"The issue the US runs into is leverage. If they cannot get their regional allies on board with a broad set of demands, then Iran will try to keep that division intact for their own benefit," said Timothy Kaldas, a non-resident fellow at the Washington-based Tahrir Institute for Middle East Policy.
Countering Russian creep
One country that could further pressure Iran into fresh negotiations concerning its nuclear program is Russia. However, Moscow also poses its own set of challenges to a Biden presidency.
Over the past four years the Trump administration has been reluctant to criticize or sanction Russian operatives, intelligence personnel or Kremlin-linked firms, as they operated with relative impunity in the Middle East.
Over the summer, there was little response to Russia allegedly placing a bounty on US soldiers' heads. When the news broke in late June, Trump denied he had been informed. However, US officials told local media that the information had featured in his intelligence briefings.
Unlike Trump, Biden has pledged to "stand up to autocrats like Putin" and "be tough on Russia." Yet experts believe a Biden administration is unlikely to employ hard power to confront Russian actions in the region.
"No country like Russia and the US are interested in direct conflict because deterrence on that level becomes a very dangerous game to play," said Kaldas.
Instead, Biden is likely to resort to multilateral measures to deter future Russian actions, such as building upon strategic alliances with allies in order to avoid confrontations.
"Biden believes a lot more in multilateralism and I think he understands the benefits of what a stabilized US posture can bring," said Clarke.
Should Biden decide to take a such an approach in confronting Russia in the region, he would likely need to bring Turkey to the table. That could prove challenging, as Ankara increasingly pivots toward Moscow.
Managing Turkish ambitions
Last year, Turkey acquired the Russian made S-400 missile defense system despite US concerns that such hardware would interfere with its obligations under the F-35 fight jet program. As a result, the Trump administration has cut Turkey from the exclusive program.
Biden, who once described Erdogan as an "autocrat," has been advised by the intelligence community to sanction Turkey for compromising NATO defenses and for its slide toward authoritarianism.

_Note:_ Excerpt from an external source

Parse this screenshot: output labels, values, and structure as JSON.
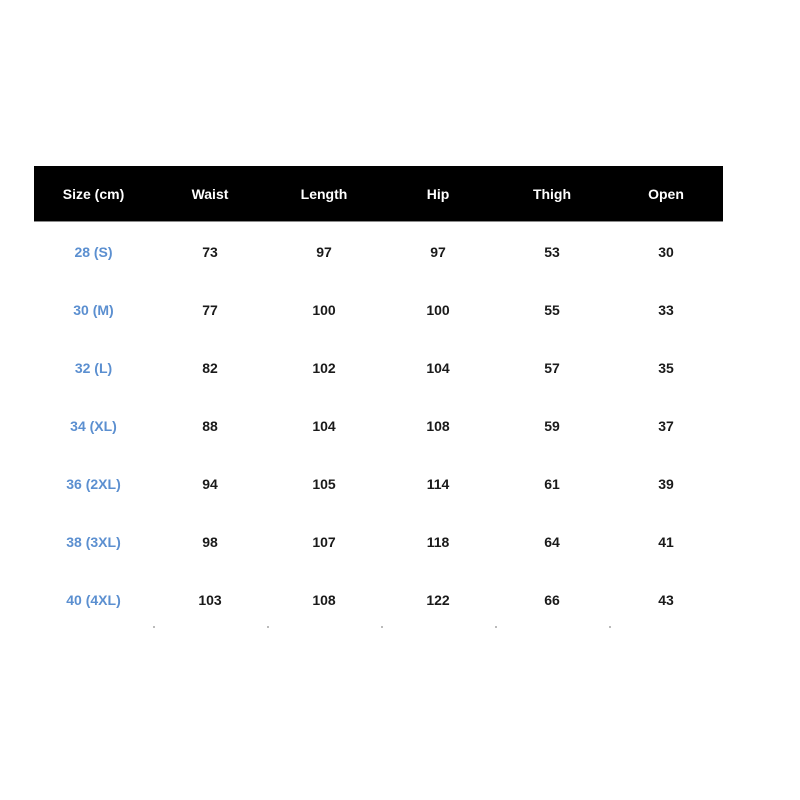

But such posturing falls short of actual policy goals. Experts believe Turkey's pivotal location between Europe and Asia, and its geostrategic control of the straits to the Black Sea, make it a critical partner for the US.
"Turkey is still in NATO and we can't forget that. I think Biden will be more forceful than Trump but I don't perceive sanctions happening under a Biden administration," said Clarke.
Others believe Biden may resort to criticizing Turkey, but would likely fall short of taking action in any meaningful way.
"I think the Biden administration will return to a lot of verbal condemnations," said Kaldas said. "President Trump would not even condemn various things that would traditionally cross lines for the US and result in at least some rhetorical pushback. I think we will see a return to those traditions."
With state rivalries, conflicts and the coronavirus pandemic further destabilizing the region, the Biden administration is likely to come under immense pressure to enact sound foreign policy on multiple fronts.
Whether it can balance US interests and those of its allies in a tumultuous region remains uncertain. Only time will tell what role the Middle East will play in a revamped US foreign policy — or whether Biden may look further afield toward Asia, as Obama did.